Fall race done and dusted? In November, much of the road racing season is in the recent past. The base building, training and tapering is all all scratched off the list meaning that these next couple of months, for many of us, are a bit of a lull time. The off-season that follows the fall road racing calendar brings well-due relaxation time. The down side though is that this down time often invites poor nutritional habits now that food is no longer fuel for workouts and leftover Halloween candy and new holiday treats sneak their way into the day-to-day diet. This is the time of year to be more aware of nutritional slip-ups. We checked in with Jennifer Sygo, a registered dietitian and sports nutritionist who works with athletes on Team Canada’s track and field team to get some tips for runners to stay on track in the days, weeks and months after their race.
Immediately after the race
Right after a goal race has been completed, many runners feel at a loss. Working towards one event for months can, understandably, mean that there’s a large void once it’s completed. “That can lead to a bit of a funk emotionally. When we don’t have a purpose, we slip into bad habits,” says Sygo. During the time right after your marathon it’s wise to check in: are you snacking because you’re bored or sulky? Best to steer clear.
A week after
“There’s also the reward mentality,” says Sygo. “I’ve accomplished my goal so I’m going to eat the cheesecake I don’t normally eat.” Most of us are a little more strict on our eating whilst in training mode and so reaching for that pint of beer or serving of ice cream is all in the name of celebration… until it becomes a habit. Absolutely indulge in the days after your race, but as Sygo notes, if this behaviour lasts weeks or months versus days, you’ve got yourself a problem.
Over the next two months
So you come off your half-marathon training only to be confronted with Halloween candy and holiday cookies everywhere you go. There’s perhaps no time of year that puts self-discipline to the test more so than the months of November and December. The best solution: either don’t keep the treats in the house or stash them away.”We know if we have access to tempting foods, we’re more likely to eat it. It’s as simple as that,” says Sygo. Another tip: “If you have those things you buy sometimes, this is a time of year not to.” For example, if you throw ice cream or cookies into the shopping cart on occasion, press pause on that until the new year.

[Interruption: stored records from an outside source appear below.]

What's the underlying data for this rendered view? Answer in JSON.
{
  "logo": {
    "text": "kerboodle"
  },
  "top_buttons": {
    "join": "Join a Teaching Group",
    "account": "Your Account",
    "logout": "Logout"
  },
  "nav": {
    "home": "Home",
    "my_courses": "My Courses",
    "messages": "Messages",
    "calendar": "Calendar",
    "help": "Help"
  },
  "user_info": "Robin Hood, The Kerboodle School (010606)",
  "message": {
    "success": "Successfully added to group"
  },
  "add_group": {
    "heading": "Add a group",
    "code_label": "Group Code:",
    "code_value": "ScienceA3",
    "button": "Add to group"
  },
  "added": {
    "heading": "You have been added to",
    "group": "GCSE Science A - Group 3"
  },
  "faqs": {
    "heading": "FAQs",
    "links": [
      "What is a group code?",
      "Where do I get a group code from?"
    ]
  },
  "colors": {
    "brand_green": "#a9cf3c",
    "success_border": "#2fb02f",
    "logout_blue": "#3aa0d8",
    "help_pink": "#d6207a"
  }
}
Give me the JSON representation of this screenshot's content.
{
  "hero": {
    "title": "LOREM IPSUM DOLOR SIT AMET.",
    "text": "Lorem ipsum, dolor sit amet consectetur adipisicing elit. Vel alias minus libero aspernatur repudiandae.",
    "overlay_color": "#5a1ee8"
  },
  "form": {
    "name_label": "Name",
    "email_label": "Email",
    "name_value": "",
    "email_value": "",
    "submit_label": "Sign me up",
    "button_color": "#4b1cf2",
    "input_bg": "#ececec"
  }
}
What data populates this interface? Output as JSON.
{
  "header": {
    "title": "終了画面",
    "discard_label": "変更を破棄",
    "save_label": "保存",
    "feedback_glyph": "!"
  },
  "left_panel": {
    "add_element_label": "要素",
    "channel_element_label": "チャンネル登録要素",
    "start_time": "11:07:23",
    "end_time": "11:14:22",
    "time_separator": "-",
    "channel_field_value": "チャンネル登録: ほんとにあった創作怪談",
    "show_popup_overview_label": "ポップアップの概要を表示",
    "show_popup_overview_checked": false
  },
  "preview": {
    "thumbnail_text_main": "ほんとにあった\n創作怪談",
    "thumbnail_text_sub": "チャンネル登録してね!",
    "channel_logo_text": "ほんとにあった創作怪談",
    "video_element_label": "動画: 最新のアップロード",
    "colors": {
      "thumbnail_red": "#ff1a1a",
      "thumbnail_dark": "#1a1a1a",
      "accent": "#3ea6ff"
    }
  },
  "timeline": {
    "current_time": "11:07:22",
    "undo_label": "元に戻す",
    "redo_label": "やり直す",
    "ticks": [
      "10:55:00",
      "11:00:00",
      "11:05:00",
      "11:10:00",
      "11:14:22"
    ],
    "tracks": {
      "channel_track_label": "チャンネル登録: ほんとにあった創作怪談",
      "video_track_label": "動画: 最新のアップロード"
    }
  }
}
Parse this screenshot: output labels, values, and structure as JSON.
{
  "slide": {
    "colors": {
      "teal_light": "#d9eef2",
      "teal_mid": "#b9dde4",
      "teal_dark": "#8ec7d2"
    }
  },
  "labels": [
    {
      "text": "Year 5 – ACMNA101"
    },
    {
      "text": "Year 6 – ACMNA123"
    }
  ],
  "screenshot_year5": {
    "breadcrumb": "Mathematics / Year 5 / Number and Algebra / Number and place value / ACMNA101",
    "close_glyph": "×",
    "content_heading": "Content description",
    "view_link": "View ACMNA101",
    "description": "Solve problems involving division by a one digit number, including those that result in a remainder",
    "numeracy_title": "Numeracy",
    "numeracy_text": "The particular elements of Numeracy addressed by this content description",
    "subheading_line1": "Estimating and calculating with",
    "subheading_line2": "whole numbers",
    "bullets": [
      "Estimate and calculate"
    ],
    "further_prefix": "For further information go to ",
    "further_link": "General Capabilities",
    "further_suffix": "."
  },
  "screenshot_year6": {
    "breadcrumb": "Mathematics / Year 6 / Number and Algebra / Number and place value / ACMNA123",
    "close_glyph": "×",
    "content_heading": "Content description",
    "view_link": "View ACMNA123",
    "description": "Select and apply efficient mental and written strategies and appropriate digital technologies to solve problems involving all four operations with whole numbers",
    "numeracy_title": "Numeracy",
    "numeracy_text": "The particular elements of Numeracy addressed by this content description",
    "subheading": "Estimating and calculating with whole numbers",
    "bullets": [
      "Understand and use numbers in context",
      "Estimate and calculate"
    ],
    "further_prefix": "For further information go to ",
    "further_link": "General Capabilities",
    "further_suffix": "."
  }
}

Until your next training period
“If your training is reduced, your calorie and carb intake should drop,” says Sygo. Note the word “should” here. A smart habit that runners can easily add to their day-today routine is cutting high-carb sides like potatoes, starchy rice and pasta and swapping them for a healthier alternative. Think squash, beats, turnip or parsnips. That’s not so daunting now is it?